In this study of the Ndembu of Zambia, ritual is examined under two aspects: as a regulator of social relations over time and as a system of symbols. Social life is thereby given direction and meaning. An extended case-study of a series of ritual performances in the life of a single village community is analysed in order to estimate the effects of participation in these symbolic events on its component groups and personalities.
2. Divination and Its Symbolism
3. The Morphology of Rituals of Affliction
4. Field Context and Social Drama
5. The Social Setting of the Ritual Sequence
6. A Performance of Ihamba Analysed
7. NKang'a: Part 1
8. Nkang'a Part 2
9. Rituals and Social Processes
Routledge is delighted to be re-issuing 79 volumes originally published between 1931 and 1988 in association with the International African Institute. Unavailable outside a few key libraries, many of these republished volumes were at the cutting edge of a fieldwork and ethnographic revolution in African anthropology in the decades after 1930. It involved the production of a wide body of fieldwork-based ethnographic documentation about the cultures of the different societies in Africa. Secondly, it saw a methodological turn to intense, localized investigations of cultural tradition and social change in a rapidly modernizing context. These investigations involved a more sustained and systematic, more professional and ‘scientific’ form of immersion and participant observation, than anything that had gone before. The sites of engagement were urban as well as rural; the pioneering researchers were female as well as male. No longer was the journal essay the repository of the latest research in the discipline, but rich ethnographies running into hundreds of pages.

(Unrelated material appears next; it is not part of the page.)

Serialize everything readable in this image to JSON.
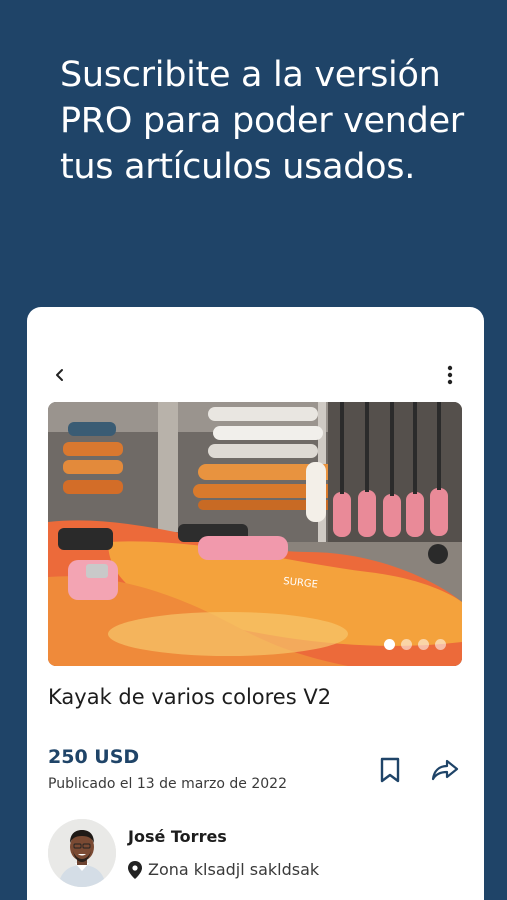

The volumes are supplemented with maps, which will be available to view on https://www.routledge.com/ or available as pdfs from the publishers.